A digital system is a data technology that uses discrete (discontinuous) values. By contrast, non-digital (or analog) systems use a continuous range of values to represent information. Although digital representations are discrete, the information represented can be either discrete, such as numbers,letters or icons, or continuous, such as sounds, images, and other measurements of continuous systems.
The word digital comes from the same source as the word digit and digitus (the Latin word for finger), as fingers are used for discrete counting.
The word digital is most commonly used in computing and electronics, especially where real-world information is converted to binary numeric form as in digital audio and digital photography.

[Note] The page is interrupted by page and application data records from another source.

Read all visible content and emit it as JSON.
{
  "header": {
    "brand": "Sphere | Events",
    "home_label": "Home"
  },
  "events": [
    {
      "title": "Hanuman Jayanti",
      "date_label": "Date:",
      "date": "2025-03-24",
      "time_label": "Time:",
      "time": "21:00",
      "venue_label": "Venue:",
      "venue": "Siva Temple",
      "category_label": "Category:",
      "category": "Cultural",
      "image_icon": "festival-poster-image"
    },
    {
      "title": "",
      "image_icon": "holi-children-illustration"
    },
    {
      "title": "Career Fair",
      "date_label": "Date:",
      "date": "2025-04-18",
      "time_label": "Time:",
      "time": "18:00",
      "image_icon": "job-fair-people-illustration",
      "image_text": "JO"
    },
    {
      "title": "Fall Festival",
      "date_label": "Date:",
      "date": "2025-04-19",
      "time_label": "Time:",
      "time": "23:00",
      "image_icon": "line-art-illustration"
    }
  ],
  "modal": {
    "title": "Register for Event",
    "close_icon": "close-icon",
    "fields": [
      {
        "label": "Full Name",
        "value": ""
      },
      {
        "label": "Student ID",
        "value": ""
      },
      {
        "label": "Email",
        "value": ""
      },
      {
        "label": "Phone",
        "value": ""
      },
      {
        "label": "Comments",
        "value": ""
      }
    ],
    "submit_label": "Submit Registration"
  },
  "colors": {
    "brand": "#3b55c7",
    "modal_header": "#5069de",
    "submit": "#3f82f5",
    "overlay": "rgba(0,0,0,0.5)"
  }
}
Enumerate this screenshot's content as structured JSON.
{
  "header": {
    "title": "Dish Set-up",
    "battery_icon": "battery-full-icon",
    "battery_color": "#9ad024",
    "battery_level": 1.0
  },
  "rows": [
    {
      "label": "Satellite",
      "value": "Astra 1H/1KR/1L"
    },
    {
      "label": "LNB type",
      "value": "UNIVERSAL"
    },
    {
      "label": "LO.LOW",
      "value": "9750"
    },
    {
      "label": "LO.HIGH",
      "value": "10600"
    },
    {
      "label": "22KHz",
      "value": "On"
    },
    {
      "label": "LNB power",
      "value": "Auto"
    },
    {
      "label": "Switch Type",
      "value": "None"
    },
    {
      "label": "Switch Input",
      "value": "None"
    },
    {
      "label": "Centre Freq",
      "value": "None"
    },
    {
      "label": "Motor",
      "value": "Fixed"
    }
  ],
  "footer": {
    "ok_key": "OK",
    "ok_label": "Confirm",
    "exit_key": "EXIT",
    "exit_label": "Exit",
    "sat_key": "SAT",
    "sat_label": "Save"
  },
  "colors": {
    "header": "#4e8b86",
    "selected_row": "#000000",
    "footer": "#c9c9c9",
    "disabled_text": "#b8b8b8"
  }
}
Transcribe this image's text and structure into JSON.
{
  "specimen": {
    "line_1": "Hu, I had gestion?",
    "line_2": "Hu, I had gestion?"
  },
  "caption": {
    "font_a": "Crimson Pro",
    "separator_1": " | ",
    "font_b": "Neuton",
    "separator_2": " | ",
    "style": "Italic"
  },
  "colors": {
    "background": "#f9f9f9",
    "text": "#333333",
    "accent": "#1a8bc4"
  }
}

When data is transmitted, or indeed handled at all, a certain amount of noise enters into the signal. Noise can have several causes: data transmitted wirelessly, such as by radio, may be received inaccurately, suffer interference from other wireless sources, or pick up background noise from the rest of the universe. Microphones pick up both the intended signal as well as background noise without discriminating between signal and noise, so when audio is encoded digitally, it typically already includes noise.
In a digital signal, similar variances will not matter, as any signal close enough to a particular value will be interpreted as that value. Care must be taken to avoid noise and distortion when connecting digital and analog systems, but more when using analog systems.